**Requirement:**
Without changing a single word, set down all of the records.

-------

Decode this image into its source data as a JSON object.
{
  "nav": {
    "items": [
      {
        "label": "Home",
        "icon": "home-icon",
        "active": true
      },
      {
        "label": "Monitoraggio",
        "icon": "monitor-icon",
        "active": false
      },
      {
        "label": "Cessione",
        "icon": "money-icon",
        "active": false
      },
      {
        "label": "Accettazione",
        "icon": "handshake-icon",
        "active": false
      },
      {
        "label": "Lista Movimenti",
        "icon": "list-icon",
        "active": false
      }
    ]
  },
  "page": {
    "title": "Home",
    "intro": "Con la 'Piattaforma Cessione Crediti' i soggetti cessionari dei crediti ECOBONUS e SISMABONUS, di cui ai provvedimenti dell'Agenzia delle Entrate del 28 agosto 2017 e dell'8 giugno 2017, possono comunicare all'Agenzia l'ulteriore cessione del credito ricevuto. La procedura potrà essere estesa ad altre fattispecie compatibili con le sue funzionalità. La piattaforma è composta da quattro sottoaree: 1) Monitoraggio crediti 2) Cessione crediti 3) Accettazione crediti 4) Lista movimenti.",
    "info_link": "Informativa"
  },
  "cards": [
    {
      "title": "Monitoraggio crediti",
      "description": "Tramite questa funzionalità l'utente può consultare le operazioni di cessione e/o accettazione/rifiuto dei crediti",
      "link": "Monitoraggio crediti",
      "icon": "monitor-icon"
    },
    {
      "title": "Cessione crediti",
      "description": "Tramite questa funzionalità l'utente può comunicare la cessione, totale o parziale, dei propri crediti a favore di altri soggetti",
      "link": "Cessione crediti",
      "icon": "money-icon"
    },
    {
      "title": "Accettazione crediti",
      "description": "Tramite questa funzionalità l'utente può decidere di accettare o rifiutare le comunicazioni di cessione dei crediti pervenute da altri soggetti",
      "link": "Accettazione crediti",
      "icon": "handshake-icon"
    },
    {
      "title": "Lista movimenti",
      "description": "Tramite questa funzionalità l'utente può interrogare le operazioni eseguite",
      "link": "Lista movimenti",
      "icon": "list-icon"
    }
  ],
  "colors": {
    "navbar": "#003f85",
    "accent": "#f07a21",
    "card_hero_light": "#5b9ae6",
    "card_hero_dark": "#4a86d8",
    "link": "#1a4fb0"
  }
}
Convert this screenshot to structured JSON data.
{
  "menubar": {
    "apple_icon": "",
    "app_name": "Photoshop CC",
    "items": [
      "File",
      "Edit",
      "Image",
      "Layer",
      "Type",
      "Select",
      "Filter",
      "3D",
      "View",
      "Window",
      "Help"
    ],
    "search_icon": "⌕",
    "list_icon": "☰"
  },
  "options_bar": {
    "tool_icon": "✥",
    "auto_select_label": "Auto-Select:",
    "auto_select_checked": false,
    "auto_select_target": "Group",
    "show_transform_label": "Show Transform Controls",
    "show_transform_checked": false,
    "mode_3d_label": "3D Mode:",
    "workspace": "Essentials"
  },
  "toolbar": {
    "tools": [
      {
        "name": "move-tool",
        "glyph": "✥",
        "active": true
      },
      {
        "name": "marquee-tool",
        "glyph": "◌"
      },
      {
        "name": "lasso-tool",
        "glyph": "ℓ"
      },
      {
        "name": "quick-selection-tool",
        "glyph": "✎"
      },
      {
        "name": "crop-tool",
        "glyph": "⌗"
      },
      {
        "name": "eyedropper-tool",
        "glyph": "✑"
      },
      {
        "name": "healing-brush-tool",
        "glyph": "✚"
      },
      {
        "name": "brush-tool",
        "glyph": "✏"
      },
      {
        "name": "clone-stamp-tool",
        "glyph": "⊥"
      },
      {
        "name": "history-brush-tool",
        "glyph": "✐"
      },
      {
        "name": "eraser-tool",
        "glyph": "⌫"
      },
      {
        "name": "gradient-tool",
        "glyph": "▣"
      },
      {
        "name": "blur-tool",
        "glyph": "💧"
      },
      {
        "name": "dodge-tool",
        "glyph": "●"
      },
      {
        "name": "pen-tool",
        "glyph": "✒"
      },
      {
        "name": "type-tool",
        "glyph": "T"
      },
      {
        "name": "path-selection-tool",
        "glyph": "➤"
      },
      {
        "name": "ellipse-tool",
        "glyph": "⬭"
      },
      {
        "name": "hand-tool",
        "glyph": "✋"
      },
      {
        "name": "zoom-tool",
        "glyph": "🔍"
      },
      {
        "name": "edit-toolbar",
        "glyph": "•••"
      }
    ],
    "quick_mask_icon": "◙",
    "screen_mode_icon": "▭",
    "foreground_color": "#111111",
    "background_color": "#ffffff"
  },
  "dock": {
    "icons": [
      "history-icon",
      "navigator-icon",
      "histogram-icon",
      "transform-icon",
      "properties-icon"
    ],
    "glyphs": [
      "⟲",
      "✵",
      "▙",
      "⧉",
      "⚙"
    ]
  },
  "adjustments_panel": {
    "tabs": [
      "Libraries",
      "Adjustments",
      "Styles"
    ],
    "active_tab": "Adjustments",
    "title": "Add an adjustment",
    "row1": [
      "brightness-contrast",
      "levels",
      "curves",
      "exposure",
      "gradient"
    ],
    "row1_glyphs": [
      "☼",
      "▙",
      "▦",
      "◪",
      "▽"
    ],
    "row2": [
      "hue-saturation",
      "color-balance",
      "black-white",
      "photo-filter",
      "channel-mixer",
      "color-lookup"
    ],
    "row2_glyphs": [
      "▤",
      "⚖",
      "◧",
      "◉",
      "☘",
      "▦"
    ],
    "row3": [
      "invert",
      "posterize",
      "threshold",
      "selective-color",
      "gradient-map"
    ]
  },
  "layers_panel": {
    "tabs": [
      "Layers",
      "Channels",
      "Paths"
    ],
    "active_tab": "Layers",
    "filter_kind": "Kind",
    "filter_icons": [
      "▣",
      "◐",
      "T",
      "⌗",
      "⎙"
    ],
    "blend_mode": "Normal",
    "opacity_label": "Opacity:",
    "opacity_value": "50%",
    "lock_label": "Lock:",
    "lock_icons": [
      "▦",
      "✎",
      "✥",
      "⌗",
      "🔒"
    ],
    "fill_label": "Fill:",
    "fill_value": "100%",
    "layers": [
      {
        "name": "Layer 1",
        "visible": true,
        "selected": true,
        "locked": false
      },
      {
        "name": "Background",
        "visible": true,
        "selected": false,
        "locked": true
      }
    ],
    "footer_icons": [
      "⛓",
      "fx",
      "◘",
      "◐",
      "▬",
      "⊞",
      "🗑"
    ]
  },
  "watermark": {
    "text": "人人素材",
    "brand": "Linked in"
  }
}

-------

**Expected answer:**
Decode this image into its source data as a JSON object.
{
  "nav": {
    "items": [
      {
        "label": "Home",
        "icon": "home-icon",
        "active": true
      },
      {
        "label": "Monitoraggio",
        "icon": "monitor-icon",
        "active": false
      },
      {
        "label": "Cessione",
        "icon": "money-icon",
        "active": false
      },
      {
        "label": "Accettazione",
        "icon": "handshake-icon",
        "active": false
      },
      {
        "label": "Lista Movimenti",
        "icon": "list-icon",
        "active": false
      }
    ]
  },
  "page": {
    "title": "Home",
    "intro": "Con la 'Piattaforma Cessione Crediti' i soggetti cessionari dei crediti ECOBONUS e SISMABONUS, di cui ai provvedimenti dell'Agenzia delle Entrate del 28 agosto 2017 e dell'8 giugno 2017, possono comunicare all'Agenzia l'ulteriore cessione del credito ricevuto. La procedura potrà essere estesa ad altre fattispecie compatibili con le sue funzionalità. La piattaforma è composta da quattro sottoaree: 1) Monitoraggio crediti 2) Cessione crediti 3) Accettazione crediti 4) Lista movimenti.",
    "info_link": "Informativa"
  },
  "cards": [
    {
      "title": "Monitoraggio crediti",
      "description": "Tramite questa funzionalità l'utente può consultare le operazioni di cessione e/o accettazione/rifiuto dei crediti",
      "link": "Monitoraggio crediti",
      "icon": "monitor-icon"
    },
    {
      "title": "Cessione crediti",
      "description": "Tramite questa funzionalità l'utente può comunicare la cessione, totale o parziale, dei propri crediti a favore di altri soggetti",
      "link": "Cessione crediti",
      "icon": "money-icon"
    },
    {
      "title": "Accettazione crediti",
      "description": "Tramite questa funzionalità l'utente può decidere di accettare o rifiutare le comunicazioni di cessione dei crediti pervenute da altri soggetti",
      "link": "Accettazione crediti",
      "icon": "handshake-icon"
    },
    {
      "title": "Lista movimenti",
      "description": "Tramite questa funzionalità l'utente può interrogare le operazioni eseguite",
      "link": "Lista movimenti",
      "icon": "list-icon"
    }
  ],
  "colors": {
    "navbar": "#003f85",
    "accent": "#f07a21",
    "card_hero_light": "#5b9ae6",
    "card_hero_dark": "#4a86d8",
    "link": "#1a4fb0"
  }
}
Convert this screenshot to structured JSON data.
{
  "menubar": {
    "apple_icon": "",
    "app_name": "Photoshop CC",
    "items": [
      "File",
      "Edit",
      "Image",
      "Layer",
      "Type",
      "Select",
      "Filter",
      "3D",
      "View",
      "Window",
      "Help"
    ],
    "search_icon": "⌕",
    "list_icon": "☰"
  },
  "options_bar": {
    "tool_icon": "✥",
    "auto_select_label": "Auto-Select:",
    "auto_select_checked": false,
    "auto_select_target": "Group",
    "show_transform_label": "Show Transform Controls",
    "show_transform_checked": false,
    "mode_3d_label": "3D Mode:",
    "workspace": "Essentials"
  },
  "toolbar": {
    "tools": [
      {
        "name": "move-tool",
        "glyph": "✥",
        "active": true
      },
      {
        "name": "marquee-tool",
        "glyph": "◌"
      },
      {
        "name": "lasso-tool",
        "glyph": "ℓ"
      },
      {
        "name": "quick-selection-tool",
        "glyph": "✎"
      },
      {
        "name": "crop-tool",
        "glyph": "⌗"
      },
      {
        "name": "eyedropper-tool",
        "glyph": "✑"
      },
      {
        "name": "healing-brush-tool",
        "glyph": "✚"
      },
      {
        "name": "brush-tool",
        "glyph": "✏"
      },
      {
        "name": "clone-stamp-tool",
        "glyph": "⊥"
      },
      {
        "name": "history-brush-tool",
        "glyph": "✐"
      },
      {
        "name": "eraser-tool",
        "glyph": "⌫"
      },
      {
        "name": "gradient-tool",
        "glyph": "▣"
      },
      {
        "name": "blur-tool",
        "glyph": "💧"
      },
      {
        "name": "dodge-tool",
        "glyph": "●"
      },
      {
        "name": "pen-tool",
        "glyph": "✒"
      },
      {
        "name": "type-tool",
        "glyph": "T"
      },
      {
        "name": "path-selection-tool",
        "glyph": "➤"
      },
      {
        "name": "ellipse-tool",
        "glyph": "⬭"
      },
      {
        "name": "hand-tool",
        "glyph": "✋"
      },
      {
        "name": "zoom-tool",
        "glyph": "🔍"
      },
      {
        "name": "edit-toolbar",
        "glyph": "•••"
      }
    ],
    "quick_mask_icon": "◙",
    "screen_mode_icon": "▭",
    "foreground_color": "#111111",
    "background_color": "#ffffff"
  },
  "dock": {
    "icons": [
      "history-icon",
      "navigator-icon",
      "histogram-icon",
      "transform-icon",
      "properties-icon"
    ],
    "glyphs": [
      "⟲",
      "✵",
      "▙",
      "⧉",
      "⚙"
    ]
  },
  "adjustments_panel": {
    "tabs": [
      "Libraries",
      "Adjustments",
      "Styles"
    ],
    "active_tab": "Adjustments",
    "title": "Add an adjustment",
    "row1": [
      "brightness-contrast",
      "levels",
      "curves",
      "exposure",
      "gradient"
    ],
    "row1_glyphs": [
      "☼",
      "▙",
      "▦",
      "◪",
      "▽"
    ],
    "row2": [
      "hue-saturation",
      "color-balance",
      "black-white",
      "photo-filter",
      "channel-mixer",
      "color-lookup"
    ],
    "row2_glyphs": [
      "▤",
      "⚖",
      "◧",
      "◉",
      "☘",
      "▦"
    ],
    "row3": [
      "invert",
      "posterize",
      "threshold",
      "selective-color",
      "gradient-map"
    ]
  },
  "layers_panel": {
    "tabs": [
      "Layers",
      "Channels",
      "Paths"
    ],
    "active_tab": "Layers",
    "filter_kind": "Kind",
    "filter_icons": [
      "▣",
      "◐",
      "T",
      "⌗",
      "⎙"
    ],
    "blend_mode": "Normal",
    "opacity_label": "Opacity:",
    "opacity_value": "50%",
    "lock_label": "Lock:",
    "lock_icons": [
      "▦",
      "✎",
      "✥",
      "⌗",
      "🔒"
    ],
    "fill_label": "Fill:",
    "fill_value": "100%",
    "layers": [
      {
        "name": "Layer 1",
        "visible": true,
        "selected": true,
        "locked": false
      },
      {
        "name": "Background",
        "visible": true,
        "selected": false,
        "locked": true
      }
    ],
    "footer_icons": [
      "⛓",
      "fx",
      "◘",
      "◐",
      "▬",
      "⊞",
      "🗑"
    ]
  },
  "watermark": {
    "text": "人人素材",
    "brand": "Linked in"
  }
}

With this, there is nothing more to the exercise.